Today NYC Schools Chancellor Carmen Fariña has an editorial in the Daily News in which she defends “public education” — and, more specifically, the City’s traditional school system — from alleged accusations that “they are violent, dysfunctional and that their students leave school without any knowledge.” In fact, claims Fariña, “here in New York City, by every measure, schools are the most successful they have ever been.”
Let’s not tread into #alternativefact land, although I’ll note that many former NYC school students, including me, might beg to differ with the Chancellor’s revisionist history. I’m more struck by her omission of any mention of the role that public charter schools play in the improvement of NYC’s education landscape, as well as her transparent tip of the hat to Mayor de Blasio’s campaign for a second term.
Ms. Fariña writes,
We’ve been told that the way to improve schools is by privatizing them, and that this work should be led by non-educators — fundraisers and executives who’ve never stepped foot in a classroom.
This rhetoric isn’t about what’s best for children. It’s offensive and flat-out false, and its only purpose is to undermine public education — which is the foundation of our democracy.
She doesn’t clarify what she means by “privatizing” but often that’s code for public schools choice or charter schools, and there’s nothing secretive about Fariña’s charter school sentiments. (She might mean vouchers but, as Alina Adams pointed out on this blog recently, the Mayor’s Pre-K for All program is essentially a voucher program.) This past August Alexander Nazaryan described the Chancellor’s “outsized antipathy to charter schools, which she shares with the mayor.” Nazaryan continues,
Charters are public schools, and Fariña could have embraced them as a small but critical component of the education system, one that does an admirable job of educating poor kids of color. Instead, she treated them like pariahs. “They’re charter schools,” she chillingly declared as one fought for space in a public school in Harlem. ”They’re on their own now.
Yet NYC’s school improvement is largely due to the increasing role of charters. The independent schools currently serve 106,600 students, or about ten percent of the total public school enrollment, a record high. Forty-five thousand children remain on waiting lists, an increase of four percent over last year.
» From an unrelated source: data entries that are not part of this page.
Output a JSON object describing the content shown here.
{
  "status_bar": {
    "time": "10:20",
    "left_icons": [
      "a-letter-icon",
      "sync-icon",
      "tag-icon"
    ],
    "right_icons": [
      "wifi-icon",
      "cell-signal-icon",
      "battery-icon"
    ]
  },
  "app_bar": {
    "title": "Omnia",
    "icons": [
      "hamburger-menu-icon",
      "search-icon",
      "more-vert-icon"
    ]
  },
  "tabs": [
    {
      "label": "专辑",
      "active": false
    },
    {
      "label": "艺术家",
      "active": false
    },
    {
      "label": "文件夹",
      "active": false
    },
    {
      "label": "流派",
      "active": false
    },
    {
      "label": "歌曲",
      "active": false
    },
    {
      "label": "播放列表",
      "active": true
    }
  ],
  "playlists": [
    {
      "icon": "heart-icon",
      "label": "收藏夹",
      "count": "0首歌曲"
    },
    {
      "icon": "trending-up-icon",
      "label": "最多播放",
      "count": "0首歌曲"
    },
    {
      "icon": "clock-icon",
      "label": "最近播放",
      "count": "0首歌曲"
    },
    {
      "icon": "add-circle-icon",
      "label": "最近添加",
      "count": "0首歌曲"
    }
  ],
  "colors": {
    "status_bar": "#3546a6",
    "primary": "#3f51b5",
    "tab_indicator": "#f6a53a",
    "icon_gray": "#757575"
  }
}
The NYC Charter School Center reports that “there are now 4 applicants for every charter school seat in Harlem and the South Bronx — an example of insufficient supply and overwhelming demand.”
And why the demand?
The National Alliance for Public Charter Schools reported that,
the typical student in a New York City public charter school gains more learning in a year than his or her peer in a district public school, amounting to about one more month of learning in reading and five more months of learning in math. Student performance in Harlem public charter schools was also considered. The results for the typical student in a Harlem public charter school – approximately 25 percent of the city’s charter students – were even more pronounced in math, on average gaining seven more months than his or her peer in a district public school, but less than a full additional month in reading. This study added two years of performance data to a 2010 study, which also found that public charter school students in New York City outperformed students in traditional public schools.
This not privatization, Ms. Fariña. This is the empowerment of parents who can finally make public education choices for their children.
The editorial then goes into great length about Mayor de Blasio’s Renewal Schools Program, which he’ll campaign on this year as a symbol of his progressive prowess. While there are a few bright spots — graduation rates for the thirty-one high schools selected for extra funding and services are up to 59% compared to last year’s 54.5% (twenty showed improvements; eleven showed declines) — many of the schools still struggle mightily. Would parents choose to opt out of the traditional system if spots were available in alternative public schools? The waiting list for charters says “yes.”
The Chancellor could emigrate from distortion to reality by acknowledging the role of public charter schools in educational improvement — we’re all in this together, right? — and the expanding demand for them, especially from low-income parents of color. As far as her campaign rhetoric goes, that’s between her and the Mayor.